Output the listing below verbatim.

*** Opening of Dataset extract ***

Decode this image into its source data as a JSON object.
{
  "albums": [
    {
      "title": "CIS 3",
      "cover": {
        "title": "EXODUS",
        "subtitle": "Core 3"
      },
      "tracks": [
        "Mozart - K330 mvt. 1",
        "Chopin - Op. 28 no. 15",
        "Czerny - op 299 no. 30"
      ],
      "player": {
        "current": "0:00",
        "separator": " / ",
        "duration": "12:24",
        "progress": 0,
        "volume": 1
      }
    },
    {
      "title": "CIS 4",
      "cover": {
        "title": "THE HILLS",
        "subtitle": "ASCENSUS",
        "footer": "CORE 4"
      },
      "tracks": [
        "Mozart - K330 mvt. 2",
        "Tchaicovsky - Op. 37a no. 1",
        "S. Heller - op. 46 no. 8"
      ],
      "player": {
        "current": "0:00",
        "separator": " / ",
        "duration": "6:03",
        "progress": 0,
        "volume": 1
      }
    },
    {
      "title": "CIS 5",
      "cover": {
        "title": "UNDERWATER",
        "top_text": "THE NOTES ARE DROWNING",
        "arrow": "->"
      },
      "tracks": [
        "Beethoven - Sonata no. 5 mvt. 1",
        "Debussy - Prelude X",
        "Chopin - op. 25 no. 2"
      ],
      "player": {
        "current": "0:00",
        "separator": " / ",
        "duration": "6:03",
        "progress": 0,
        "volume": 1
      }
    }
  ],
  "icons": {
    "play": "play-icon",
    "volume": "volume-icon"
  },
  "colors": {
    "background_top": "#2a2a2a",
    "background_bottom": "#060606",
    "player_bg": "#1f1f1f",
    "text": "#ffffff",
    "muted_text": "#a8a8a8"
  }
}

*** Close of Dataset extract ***

**Exercise result**
Decode this image into its source data as a JSON object.
{
  "albums": [
    {
      "title": "CIS 3",
      "cover": {
        "title": "EXODUS",
        "subtitle": "Core 3"
      },
      "tracks": [
        "Mozart - K330 mvt. 1",
        "Chopin - Op. 28 no. 15",
        "Czerny - op 299 no. 30"
      ],
      "player": {
        "current": "0:00",
        "separator": " / ",
        "duration": "12:24",
        "progress": 0,
        "volume": 1
      }
    },
    {
      "title": "CIS 4",
      "cover": {
        "title": "THE HILLS",
        "subtitle": "ASCENSUS",
        "footer": "CORE 4"
      },
      "tracks": [
        "Mozart - K330 mvt. 2",
        "Tchaicovsky - Op. 37a no. 1",
        "S. Heller - op. 46 no. 8"
      ],
      "player": {
        "current": "0:00",
        "separator": " / ",
        "duration": "6:03",
        "progress": 0,
        "volume": 1
      }
    },
    {
      "title": "CIS 5",
      "cover": {
        "title": "UNDERWATER",
        "top_text": "THE NOTES ARE DROWNING",
        "arrow": "->"
      },
      "tracks": [
        "Beethoven - Sonata no. 5 mvt. 1",
        "Debussy - Prelude X",
        "Chopin - op. 25 no. 2"
      ],
      "player": {
        "current": "0:00",
        "separator": " / ",
        "duration": "6:03",
        "progress": 0,
        "volume": 1
      }
    }
  ],
  "icons": {
    "play": "play-icon",
    "volume": "volume-icon"
  },
  "colors": {
    "background_top": "#2a2a2a",
    "background_bottom": "#060606",
    "player_bg": "#1f1f1f",
    "text": "#ffffff",
    "muted_text": "#a8a8a8"
  }
}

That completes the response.